In June of this year one of our Management Trainees, Ajay Banga, visited the small village of Asempaye in Ghana to volunteer within a local community. Over the week Ajay helped to build overnight accommodation for teachers travelling from Accra daily to provide an education to children in the local village. Often the teachers, who would be travelling for over 2 hours each day to get to the villages, would be delayed meaning that students missed lessons and received a much poorer level of education. The idea of the accommodation would allow teachers to stay Monday-Thursday night and travel back home on a Friday enabling the students to receive more organised, full school days.
We caught up with Ajay on his visit to find out how it went:
So Ajay, where did you travel to and why?
Last month I was lucky enough to travel to Ghana and volunteer with a local community in the small village of Asenpaye. I was keen to visit a third world country and Africa was the main place that really appealed to me, the culture was something I found really interesting.
What were you hoping to learn from the trip?
I wanted to learn about the way the construction industry works in another country or continent, and how this differs from how we operate. They obviously do not have the resources and materials/plant available to them that we do, so I was keen to find out more about how they manage to build projects and the alternative methods they must adopt.
How did the way of working vary from how we operate in the construction industry back in the UK, did the contrast between the two change your perspective of what we do in the UK?
In Ghana, everything is by hand, everything. In the UK, we buy bricks and blocks from a builder’s merchant and it is delivered to site already made and ready to lay. In the UK we can buy ready mixed mortar or concrete and it will be delivered in a lorry where as in Ghana it must all be hand mixed. Small things that I often take for granted such as a cement mixer were not available as the village did not have any electric, meaning everything would be mixed by hand using shovels.
When comparing the way construction is carried out in the UK, one thing I noticed is their attitude towards sustainability. Although there were not any clear initiatives that I saw, I did notice compared to the UK is the massive difference in the amount of packaging waste. In the UK, we have tonne bags of sand, or aggregate, pallets wrapped with plastic, whereas in Ghana everything was loose. The only thing packaged was cement in a hessian sack in 50 kg bags.
Did you meet any of the local communities?
We met many of the local families in the surrounding villages and also a lot of the school children. They were all extremely friendly and always waved, smiled and said good morning. We spent a lot of time with the school children as they often spent their evenings in the ‘volunteer base’ where we were stayed. One thing that surprised me was how happy they all were, yet they had very little in comparison to children in the UK. Their clothes were often ripped, or too big/small, they had very little or no food sometimes, no running water, no electric, no technology or anything and they never complained. They were always smiling, friendly and care free. This taught me to be grateful for what we have, never take anything for granted and how to adapt to different environments.
Is there anything that you have taken away from your trip that you think you could apply to your day to day role?
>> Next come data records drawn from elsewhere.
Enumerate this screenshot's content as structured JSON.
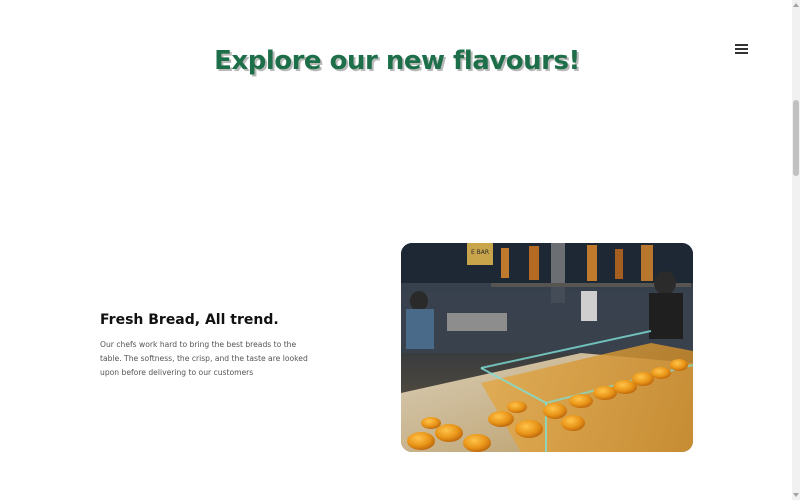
{
  "header": {
    "title": "Explore our new flavours!",
    "menu_icon": "hamburger-menu-icon"
  },
  "feature": {
    "heading": "Fresh Bread, All trend.",
    "description": "Our chefs work hard to bring the best breads to the table. The softness, the crisp, and the taste are looked upon before delivering to our customers",
    "image_sign_text": "E BAR"
  },
  "colors": {
    "title": "#1d6f49",
    "title_shadow": "#b9b9b9",
    "heading": "#111111",
    "body_text": "#555555"
  }
}
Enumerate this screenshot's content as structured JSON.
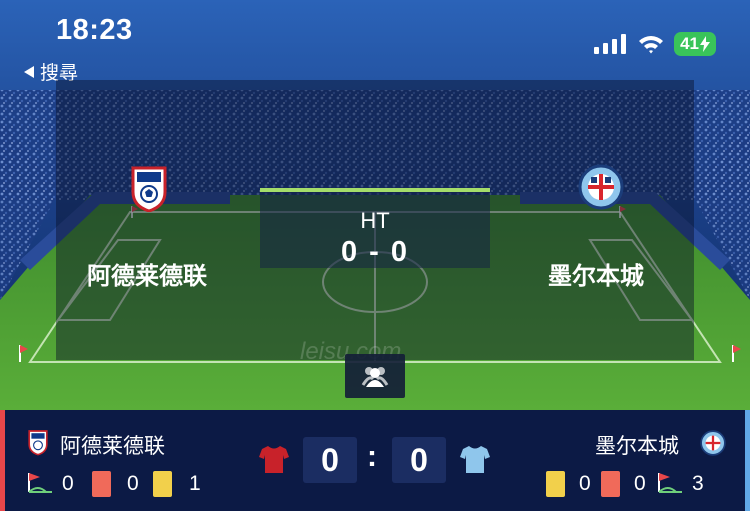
{
  "status_bar": {
    "time": "18:23",
    "back_label": "搜尋",
    "battery": "41"
  },
  "match": {
    "status": "HT",
    "score_display": "0 - 0",
    "home": {
      "name": "阿德莱德联",
      "logo_text": "ADELAIDE UNITED F.C.",
      "score": "0",
      "corners": "0",
      "red_cards": "0",
      "yellow_cards": "1",
      "kit_color": "#c8222a"
    },
    "away": {
      "name": "墨尔本城",
      "score": "0",
      "corners": "3",
      "red_cards": "0",
      "yellow_cards": "0",
      "kit_color": "#8fc6ec"
    },
    "score_separator": ":"
  },
  "watermark": "leisu.com",
  "colors": {
    "accent_green": "#a4dd6a",
    "home_accent": "#e8474a",
    "away_accent": "#61a8e6"
  }
}
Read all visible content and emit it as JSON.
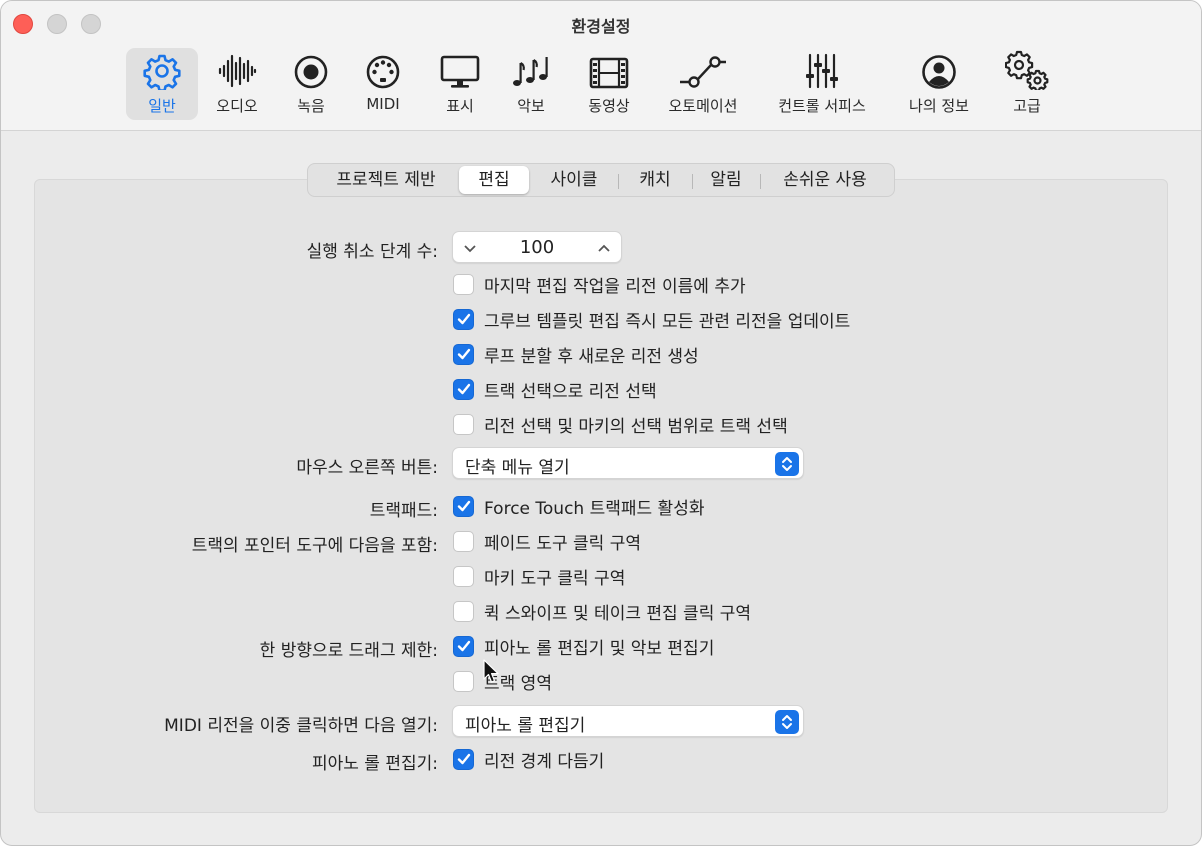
{
  "window": {
    "title": "환경설정"
  },
  "toolbar": {
    "items": [
      {
        "label": "일반",
        "icon": "gear-icon",
        "active": true
      },
      {
        "label": "오디오",
        "icon": "waveform-icon"
      },
      {
        "label": "녹음",
        "icon": "record-icon"
      },
      {
        "label": "MIDI",
        "icon": "midi-port-icon"
      },
      {
        "label": "표시",
        "icon": "display-icon"
      },
      {
        "label": "악보",
        "icon": "music-notes-icon"
      },
      {
        "label": "동영상",
        "icon": "film-icon"
      },
      {
        "label": "오토메이션",
        "icon": "automation-curve-icon"
      },
      {
        "label": "컨트롤 서피스",
        "icon": "sliders-icon"
      },
      {
        "label": "나의 정보",
        "icon": "person-icon"
      },
      {
        "label": "고급",
        "icon": "gears-icon"
      }
    ]
  },
  "tabs": {
    "items": [
      "프로젝트 제반",
      "편집",
      "사이클",
      "캐치",
      "알림",
      "손쉬운 사용"
    ],
    "selected": "편집"
  },
  "accent_color": "#1a74e8",
  "settings": {
    "undo_steps": {
      "label": "실행 취소 단계 수:",
      "value": "100"
    },
    "checks_group1": [
      {
        "text": "마지막 편집 작업을 리전 이름에 추가",
        "checked": false
      },
      {
        "text": "그루브 템플릿 편집 즉시 모든 관련 리전을 업데이트",
        "checked": true
      },
      {
        "text": "루프 분할 후 새로운 리전 생성",
        "checked": true
      },
      {
        "text": "트랙 선택으로 리전 선택",
        "checked": true
      },
      {
        "text": "리전 선택 및 마키의 선택 범위로 트랙 선택",
        "checked": false
      }
    ],
    "right_mouse": {
      "label": "마우스 오른쪽 버튼:",
      "value": "단축 메뉴 열기"
    },
    "trackpad": {
      "label": "트랙패드:",
      "text": "Force Touch 트랙패드 활성화",
      "checked": true
    },
    "pointer_tool": {
      "label": "트랙의 포인터 도구에 다음을 포함:",
      "options": [
        {
          "text": "페이드 도구 클릭 구역",
          "checked": false
        },
        {
          "text": "마키 도구 클릭 구역",
          "checked": false
        },
        {
          "text": "퀵 스와이프 및 테이크 편집 클릭 구역",
          "checked": false
        }
      ]
    },
    "drag_limit": {
      "label": "한 방향으로 드래그 제한:",
      "options": [
        {
          "text": "피아노 롤 편집기 및 악보 편집기",
          "checked": true
        },
        {
          "text": "트랙 영역",
          "checked": false
        }
      ]
    },
    "midi_double_click": {
      "label": "MIDI 리전을 이중 클릭하면 다음 열기:",
      "value": "피아노 롤 편집기"
    },
    "piano_roll": {
      "label": "피아노 롤 편집기:",
      "text": "리전 경계 다듬기",
      "checked": true
    }
  }
}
I would say now I have a different mindset and perspective on a personal level. However, in terms of how this would change my day to day role at Willmott Dixon Interiors, I would say it would have to be in relation to our packaging of materials and the unnecessary plastic we use. I would like to try and raise this within the pre-start meeting we hold on site with our subcontractors before allocating packages and placing orders. It is also a topic I believe our sustainability and supply chain departments may be able to collaborate with to encourage our supply chain to minimise the amount of waste packaging across our sites.